■ **TASK DIRECTIONS**:
When you have gone through the entries below, state how many lines include the word "page" and write nothing else.

[Dataset items]
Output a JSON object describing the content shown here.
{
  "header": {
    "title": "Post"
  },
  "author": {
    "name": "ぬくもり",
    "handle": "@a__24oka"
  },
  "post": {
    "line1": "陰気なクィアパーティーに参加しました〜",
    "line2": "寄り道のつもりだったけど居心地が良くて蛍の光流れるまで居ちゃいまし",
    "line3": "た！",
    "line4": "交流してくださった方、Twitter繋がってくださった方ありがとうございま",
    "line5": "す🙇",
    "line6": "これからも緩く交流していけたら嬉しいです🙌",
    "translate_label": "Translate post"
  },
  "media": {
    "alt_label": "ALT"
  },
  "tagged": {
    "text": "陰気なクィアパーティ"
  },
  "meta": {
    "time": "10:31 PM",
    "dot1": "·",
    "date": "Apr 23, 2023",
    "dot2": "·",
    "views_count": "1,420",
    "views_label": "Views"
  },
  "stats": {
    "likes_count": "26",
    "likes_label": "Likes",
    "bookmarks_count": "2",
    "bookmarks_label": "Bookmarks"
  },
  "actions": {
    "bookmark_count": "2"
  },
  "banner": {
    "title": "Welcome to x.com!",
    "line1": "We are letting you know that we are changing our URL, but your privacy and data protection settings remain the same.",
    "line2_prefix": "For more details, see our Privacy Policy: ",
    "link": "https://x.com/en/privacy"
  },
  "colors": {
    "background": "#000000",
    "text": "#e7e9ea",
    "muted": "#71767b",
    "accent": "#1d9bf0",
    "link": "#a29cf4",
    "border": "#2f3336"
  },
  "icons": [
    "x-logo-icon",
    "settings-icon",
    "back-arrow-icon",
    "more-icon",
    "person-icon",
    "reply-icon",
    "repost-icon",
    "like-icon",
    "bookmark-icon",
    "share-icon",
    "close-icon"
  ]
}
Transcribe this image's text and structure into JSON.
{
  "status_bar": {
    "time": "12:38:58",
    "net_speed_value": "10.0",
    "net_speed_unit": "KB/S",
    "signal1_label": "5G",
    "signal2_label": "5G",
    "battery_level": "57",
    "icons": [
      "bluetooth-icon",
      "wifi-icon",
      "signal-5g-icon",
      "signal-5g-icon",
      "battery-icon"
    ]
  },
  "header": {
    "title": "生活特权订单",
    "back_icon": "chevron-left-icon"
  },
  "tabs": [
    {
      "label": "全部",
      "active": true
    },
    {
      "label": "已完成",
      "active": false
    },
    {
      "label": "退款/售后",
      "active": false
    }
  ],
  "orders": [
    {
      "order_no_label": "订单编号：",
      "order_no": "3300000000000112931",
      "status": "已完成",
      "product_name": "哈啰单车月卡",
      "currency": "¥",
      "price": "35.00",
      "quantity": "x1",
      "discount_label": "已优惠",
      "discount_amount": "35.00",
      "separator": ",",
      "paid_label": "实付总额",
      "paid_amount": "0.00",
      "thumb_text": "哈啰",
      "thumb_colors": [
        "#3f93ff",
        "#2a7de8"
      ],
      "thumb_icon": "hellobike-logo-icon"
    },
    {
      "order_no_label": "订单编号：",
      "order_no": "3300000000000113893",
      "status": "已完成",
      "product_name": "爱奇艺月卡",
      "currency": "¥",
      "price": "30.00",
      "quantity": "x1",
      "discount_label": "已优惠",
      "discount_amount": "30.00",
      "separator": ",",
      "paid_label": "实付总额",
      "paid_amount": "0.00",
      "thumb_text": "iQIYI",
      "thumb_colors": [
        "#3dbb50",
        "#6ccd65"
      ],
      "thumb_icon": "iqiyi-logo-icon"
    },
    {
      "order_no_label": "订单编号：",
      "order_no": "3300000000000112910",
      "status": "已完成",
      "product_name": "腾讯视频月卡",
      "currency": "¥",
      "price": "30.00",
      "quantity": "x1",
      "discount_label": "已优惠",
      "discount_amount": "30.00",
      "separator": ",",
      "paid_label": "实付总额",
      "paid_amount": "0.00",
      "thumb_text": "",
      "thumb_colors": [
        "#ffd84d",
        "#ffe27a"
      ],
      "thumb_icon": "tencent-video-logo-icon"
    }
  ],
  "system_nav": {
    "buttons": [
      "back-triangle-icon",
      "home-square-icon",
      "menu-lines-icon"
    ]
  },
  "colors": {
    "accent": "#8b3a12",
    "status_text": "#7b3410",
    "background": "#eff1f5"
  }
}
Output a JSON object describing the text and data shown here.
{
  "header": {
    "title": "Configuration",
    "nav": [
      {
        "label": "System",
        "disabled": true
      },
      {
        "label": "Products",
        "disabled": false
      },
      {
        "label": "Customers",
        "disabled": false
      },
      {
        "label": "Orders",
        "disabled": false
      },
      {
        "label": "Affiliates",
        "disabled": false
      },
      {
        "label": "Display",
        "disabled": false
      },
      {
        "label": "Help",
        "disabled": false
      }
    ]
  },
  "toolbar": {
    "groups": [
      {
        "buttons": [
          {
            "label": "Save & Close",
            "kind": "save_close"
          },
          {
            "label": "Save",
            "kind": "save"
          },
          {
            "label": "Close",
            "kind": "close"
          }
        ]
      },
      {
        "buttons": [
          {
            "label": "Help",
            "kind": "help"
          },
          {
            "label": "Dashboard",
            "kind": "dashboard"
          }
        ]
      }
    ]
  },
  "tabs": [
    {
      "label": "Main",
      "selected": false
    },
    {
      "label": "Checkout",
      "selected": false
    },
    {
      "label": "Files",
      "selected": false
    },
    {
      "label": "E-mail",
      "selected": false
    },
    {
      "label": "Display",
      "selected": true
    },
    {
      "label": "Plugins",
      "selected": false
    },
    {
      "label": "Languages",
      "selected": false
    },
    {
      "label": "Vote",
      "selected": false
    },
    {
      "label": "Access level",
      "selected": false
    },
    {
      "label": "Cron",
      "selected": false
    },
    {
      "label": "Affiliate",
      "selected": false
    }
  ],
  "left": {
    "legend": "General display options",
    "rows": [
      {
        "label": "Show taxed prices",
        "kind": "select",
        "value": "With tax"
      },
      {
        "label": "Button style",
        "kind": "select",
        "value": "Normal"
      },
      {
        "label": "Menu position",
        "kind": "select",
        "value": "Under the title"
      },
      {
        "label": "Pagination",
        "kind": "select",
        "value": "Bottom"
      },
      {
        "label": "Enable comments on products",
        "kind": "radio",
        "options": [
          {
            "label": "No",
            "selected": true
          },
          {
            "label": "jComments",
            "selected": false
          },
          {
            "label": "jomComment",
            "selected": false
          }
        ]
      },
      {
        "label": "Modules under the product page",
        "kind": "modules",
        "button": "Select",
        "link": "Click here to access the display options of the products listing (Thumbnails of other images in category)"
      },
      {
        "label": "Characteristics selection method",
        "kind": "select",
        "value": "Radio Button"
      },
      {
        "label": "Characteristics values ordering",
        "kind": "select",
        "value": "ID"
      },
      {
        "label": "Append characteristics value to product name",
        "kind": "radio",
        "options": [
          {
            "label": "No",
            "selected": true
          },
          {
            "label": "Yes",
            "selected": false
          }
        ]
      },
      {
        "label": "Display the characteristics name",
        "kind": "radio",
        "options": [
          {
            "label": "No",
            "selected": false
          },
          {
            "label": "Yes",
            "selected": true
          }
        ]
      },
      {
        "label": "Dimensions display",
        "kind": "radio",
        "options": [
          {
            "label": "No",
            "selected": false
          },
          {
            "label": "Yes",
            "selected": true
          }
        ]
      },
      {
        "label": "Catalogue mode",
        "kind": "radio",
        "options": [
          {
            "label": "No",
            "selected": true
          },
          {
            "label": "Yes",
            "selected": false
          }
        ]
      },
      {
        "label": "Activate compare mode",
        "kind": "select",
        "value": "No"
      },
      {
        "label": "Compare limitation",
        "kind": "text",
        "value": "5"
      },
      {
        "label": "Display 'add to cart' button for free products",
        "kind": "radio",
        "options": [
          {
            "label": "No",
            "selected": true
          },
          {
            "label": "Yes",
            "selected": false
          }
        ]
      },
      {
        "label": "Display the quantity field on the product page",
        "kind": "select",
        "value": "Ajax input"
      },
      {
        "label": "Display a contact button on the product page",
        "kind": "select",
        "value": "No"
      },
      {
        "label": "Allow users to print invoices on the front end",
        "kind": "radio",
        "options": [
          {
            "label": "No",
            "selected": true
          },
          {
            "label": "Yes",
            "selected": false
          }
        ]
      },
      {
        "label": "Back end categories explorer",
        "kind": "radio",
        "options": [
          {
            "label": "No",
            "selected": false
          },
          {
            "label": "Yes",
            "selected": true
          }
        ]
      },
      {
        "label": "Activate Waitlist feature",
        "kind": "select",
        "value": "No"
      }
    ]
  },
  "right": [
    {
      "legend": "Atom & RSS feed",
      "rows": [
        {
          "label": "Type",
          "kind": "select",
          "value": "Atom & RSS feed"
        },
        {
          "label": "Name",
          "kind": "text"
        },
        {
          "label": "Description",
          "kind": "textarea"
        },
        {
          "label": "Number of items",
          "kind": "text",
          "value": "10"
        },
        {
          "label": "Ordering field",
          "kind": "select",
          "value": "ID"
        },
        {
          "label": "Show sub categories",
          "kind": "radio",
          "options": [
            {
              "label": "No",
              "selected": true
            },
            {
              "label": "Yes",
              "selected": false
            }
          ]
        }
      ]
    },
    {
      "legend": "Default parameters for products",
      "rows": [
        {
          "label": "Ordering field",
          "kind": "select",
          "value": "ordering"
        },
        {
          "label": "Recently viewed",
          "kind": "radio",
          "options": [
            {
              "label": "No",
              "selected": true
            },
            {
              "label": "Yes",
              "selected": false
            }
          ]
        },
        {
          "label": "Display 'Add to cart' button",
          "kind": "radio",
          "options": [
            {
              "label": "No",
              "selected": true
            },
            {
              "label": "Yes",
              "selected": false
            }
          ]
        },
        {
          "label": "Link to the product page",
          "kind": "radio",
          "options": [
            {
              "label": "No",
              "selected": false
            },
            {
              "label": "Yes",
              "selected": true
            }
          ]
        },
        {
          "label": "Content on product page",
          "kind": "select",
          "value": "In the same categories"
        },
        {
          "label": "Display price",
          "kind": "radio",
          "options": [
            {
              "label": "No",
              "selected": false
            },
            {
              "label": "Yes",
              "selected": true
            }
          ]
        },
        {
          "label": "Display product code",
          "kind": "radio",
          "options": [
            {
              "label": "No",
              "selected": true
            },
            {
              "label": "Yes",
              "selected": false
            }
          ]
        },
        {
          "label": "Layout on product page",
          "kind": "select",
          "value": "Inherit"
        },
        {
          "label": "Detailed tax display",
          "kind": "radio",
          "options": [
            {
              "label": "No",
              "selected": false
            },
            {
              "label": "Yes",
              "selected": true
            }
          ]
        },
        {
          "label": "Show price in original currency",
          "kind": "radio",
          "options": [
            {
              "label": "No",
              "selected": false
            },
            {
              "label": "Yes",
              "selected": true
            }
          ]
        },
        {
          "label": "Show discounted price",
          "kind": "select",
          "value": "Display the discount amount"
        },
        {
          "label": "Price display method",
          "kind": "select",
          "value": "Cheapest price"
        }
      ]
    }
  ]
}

■ **ANSWER SPACE**:
6